What is required – Every line of the entries below that mentions "Quản" is to be copied out.

The records –

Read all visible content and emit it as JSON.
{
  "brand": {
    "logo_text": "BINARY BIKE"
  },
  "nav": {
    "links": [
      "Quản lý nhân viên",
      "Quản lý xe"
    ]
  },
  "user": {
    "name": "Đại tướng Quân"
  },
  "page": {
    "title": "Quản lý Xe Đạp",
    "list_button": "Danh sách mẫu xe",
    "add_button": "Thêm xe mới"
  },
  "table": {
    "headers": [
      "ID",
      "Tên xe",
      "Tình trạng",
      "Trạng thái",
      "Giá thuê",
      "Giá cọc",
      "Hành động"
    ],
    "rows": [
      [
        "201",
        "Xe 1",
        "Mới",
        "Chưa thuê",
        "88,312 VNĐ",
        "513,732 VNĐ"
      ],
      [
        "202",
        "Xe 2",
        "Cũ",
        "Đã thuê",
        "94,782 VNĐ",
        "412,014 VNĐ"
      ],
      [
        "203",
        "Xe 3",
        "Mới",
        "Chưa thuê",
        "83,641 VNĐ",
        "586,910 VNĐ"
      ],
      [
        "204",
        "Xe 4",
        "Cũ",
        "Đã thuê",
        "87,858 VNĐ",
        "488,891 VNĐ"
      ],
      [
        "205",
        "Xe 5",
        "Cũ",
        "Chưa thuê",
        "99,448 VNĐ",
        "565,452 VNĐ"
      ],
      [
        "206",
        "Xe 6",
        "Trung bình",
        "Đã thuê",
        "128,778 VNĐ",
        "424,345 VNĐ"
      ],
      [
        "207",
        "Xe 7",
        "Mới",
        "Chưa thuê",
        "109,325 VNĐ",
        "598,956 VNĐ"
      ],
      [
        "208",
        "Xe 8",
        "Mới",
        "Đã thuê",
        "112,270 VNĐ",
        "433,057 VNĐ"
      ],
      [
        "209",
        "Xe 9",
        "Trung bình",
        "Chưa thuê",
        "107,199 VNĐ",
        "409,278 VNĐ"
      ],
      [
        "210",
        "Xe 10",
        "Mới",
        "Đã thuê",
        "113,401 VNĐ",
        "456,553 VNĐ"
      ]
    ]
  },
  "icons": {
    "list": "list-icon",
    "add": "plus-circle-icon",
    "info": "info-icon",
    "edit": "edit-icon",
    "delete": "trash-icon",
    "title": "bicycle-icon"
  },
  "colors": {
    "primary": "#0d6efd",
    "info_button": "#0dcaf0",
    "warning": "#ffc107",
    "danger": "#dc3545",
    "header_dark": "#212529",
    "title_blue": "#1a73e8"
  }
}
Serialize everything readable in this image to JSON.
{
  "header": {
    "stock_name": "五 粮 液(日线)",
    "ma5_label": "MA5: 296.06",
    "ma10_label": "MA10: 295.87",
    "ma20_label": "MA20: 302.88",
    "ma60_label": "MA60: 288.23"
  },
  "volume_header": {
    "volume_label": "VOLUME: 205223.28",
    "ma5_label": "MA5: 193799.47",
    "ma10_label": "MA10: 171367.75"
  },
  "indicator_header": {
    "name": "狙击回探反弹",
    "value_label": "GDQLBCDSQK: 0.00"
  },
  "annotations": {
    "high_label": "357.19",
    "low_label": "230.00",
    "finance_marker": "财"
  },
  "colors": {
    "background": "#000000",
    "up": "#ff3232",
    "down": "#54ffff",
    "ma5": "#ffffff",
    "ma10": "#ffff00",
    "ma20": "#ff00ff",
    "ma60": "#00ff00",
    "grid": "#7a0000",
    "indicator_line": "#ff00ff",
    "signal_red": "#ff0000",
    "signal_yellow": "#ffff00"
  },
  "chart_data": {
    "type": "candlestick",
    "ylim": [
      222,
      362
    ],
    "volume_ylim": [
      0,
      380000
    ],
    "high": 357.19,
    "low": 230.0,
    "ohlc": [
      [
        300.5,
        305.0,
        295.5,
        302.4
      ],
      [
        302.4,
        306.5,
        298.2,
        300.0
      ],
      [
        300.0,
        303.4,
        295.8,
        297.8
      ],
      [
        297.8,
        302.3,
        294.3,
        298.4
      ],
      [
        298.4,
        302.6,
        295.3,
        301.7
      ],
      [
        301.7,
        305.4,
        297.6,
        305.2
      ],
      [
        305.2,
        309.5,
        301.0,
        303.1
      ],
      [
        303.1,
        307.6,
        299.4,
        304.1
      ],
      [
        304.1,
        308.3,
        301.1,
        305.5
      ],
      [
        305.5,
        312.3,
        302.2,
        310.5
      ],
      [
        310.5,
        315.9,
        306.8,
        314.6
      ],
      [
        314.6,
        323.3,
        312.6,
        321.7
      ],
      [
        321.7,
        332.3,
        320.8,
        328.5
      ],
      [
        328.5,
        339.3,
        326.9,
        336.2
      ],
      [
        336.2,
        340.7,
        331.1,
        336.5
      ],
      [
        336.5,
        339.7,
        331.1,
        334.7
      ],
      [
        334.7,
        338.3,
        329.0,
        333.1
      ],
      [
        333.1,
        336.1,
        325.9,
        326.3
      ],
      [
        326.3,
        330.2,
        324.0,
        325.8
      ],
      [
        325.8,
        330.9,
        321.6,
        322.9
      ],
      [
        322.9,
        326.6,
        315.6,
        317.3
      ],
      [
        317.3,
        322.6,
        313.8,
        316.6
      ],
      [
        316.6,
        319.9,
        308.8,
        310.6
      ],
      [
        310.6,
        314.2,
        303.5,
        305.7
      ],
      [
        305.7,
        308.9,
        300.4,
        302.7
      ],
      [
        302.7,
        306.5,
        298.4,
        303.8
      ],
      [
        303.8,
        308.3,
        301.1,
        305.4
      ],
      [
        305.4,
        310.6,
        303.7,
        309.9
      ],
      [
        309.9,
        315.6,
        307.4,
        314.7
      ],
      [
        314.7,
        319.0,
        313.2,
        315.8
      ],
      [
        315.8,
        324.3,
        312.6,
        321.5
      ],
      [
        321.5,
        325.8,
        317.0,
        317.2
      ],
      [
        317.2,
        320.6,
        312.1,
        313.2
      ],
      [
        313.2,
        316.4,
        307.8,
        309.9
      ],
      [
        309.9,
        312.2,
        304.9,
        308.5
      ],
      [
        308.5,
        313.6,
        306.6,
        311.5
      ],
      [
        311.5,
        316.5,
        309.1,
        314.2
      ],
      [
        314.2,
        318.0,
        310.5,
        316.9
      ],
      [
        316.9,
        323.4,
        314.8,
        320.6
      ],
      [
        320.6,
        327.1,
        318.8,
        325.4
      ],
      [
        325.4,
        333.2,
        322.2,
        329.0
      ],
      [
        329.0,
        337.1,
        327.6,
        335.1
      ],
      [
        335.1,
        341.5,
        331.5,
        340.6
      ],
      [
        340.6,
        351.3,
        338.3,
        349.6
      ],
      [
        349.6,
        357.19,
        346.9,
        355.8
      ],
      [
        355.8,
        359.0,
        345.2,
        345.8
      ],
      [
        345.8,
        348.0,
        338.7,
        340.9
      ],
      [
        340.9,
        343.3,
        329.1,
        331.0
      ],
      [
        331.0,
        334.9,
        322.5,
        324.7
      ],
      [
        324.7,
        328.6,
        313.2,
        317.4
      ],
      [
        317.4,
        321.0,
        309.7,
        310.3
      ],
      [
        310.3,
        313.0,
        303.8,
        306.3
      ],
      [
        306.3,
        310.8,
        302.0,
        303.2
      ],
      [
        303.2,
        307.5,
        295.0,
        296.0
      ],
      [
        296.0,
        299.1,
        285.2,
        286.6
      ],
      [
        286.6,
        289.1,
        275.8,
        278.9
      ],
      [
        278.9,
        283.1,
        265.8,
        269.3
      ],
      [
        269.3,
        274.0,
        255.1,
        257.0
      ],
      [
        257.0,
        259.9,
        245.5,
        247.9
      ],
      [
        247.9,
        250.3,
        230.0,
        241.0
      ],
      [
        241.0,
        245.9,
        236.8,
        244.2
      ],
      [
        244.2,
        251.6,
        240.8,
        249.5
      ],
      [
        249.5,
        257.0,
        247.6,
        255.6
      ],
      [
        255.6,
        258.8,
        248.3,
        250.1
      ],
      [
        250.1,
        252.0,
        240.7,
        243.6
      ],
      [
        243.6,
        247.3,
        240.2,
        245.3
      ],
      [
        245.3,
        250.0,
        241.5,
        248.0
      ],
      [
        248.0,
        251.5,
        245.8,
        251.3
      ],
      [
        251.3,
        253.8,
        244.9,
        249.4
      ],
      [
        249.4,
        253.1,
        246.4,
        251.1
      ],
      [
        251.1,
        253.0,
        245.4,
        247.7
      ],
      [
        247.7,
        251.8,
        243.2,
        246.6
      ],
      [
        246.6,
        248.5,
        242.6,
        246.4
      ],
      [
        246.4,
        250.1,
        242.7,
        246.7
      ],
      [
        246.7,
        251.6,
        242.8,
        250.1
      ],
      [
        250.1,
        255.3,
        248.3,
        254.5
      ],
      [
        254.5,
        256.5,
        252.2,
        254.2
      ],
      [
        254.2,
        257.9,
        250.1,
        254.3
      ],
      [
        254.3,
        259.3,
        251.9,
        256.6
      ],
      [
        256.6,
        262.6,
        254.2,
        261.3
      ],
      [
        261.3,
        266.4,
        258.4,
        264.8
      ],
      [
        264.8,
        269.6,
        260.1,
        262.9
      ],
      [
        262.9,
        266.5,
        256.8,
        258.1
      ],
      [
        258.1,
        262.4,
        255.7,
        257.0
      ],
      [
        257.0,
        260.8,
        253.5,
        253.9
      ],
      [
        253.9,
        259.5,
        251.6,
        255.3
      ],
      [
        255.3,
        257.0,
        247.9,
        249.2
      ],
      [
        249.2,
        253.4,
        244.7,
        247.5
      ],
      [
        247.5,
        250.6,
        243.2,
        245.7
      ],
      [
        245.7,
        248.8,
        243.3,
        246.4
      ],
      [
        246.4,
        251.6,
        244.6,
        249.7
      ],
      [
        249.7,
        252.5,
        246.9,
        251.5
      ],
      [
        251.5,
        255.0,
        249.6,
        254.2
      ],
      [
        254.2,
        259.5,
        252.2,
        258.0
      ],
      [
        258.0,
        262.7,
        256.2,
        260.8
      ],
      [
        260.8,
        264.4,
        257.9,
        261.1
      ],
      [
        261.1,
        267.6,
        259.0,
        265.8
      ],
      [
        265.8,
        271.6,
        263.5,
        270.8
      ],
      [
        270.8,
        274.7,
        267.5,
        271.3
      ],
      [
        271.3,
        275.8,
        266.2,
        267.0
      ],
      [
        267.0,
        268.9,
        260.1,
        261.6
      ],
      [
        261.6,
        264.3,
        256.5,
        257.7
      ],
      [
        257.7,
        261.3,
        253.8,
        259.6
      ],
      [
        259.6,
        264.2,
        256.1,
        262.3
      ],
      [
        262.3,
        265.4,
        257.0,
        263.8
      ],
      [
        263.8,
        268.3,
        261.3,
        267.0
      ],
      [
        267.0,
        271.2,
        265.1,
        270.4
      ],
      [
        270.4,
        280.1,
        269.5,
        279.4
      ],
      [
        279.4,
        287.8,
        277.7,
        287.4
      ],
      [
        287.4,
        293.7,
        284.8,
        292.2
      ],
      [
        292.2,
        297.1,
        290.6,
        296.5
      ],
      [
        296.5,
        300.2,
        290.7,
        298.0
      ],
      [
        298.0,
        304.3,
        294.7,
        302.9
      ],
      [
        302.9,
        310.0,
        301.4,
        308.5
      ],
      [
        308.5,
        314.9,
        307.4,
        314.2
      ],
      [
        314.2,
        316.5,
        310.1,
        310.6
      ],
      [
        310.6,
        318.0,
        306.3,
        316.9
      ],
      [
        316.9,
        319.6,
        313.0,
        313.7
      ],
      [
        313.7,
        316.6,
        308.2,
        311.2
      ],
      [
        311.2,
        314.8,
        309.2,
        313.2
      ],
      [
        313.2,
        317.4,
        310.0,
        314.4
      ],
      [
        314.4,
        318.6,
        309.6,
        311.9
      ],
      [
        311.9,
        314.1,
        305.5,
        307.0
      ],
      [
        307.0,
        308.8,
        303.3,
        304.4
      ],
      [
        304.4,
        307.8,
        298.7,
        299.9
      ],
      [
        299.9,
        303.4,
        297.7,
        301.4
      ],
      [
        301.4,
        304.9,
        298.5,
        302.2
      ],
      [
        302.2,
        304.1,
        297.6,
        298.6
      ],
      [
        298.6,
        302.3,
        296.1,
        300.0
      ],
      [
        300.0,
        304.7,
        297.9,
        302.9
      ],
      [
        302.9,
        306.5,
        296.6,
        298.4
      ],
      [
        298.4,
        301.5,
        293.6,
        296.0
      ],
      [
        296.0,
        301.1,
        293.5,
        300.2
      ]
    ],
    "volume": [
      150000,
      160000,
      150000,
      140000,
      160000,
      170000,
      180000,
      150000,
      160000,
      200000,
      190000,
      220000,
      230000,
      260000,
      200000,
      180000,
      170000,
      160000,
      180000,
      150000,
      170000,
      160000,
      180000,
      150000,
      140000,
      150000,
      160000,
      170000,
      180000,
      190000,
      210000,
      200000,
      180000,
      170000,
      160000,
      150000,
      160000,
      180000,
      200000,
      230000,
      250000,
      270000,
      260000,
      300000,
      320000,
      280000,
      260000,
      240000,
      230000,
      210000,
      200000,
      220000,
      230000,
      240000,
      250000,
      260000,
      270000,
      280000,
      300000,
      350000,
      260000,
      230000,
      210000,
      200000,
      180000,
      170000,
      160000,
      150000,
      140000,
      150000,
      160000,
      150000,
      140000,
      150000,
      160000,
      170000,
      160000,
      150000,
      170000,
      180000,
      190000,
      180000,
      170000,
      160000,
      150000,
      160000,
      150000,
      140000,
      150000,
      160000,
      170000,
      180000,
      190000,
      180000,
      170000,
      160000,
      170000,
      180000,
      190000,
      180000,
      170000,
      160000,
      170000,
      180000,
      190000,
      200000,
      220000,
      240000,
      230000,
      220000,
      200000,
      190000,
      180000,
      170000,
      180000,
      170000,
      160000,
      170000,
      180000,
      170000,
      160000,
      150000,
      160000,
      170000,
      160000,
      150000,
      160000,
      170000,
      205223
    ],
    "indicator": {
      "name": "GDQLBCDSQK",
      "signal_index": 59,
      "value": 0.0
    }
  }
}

Your response –
      "Quản lý nhân viên",
      "Quản lý xe"
    "title": "Quản lý Xe Đạp",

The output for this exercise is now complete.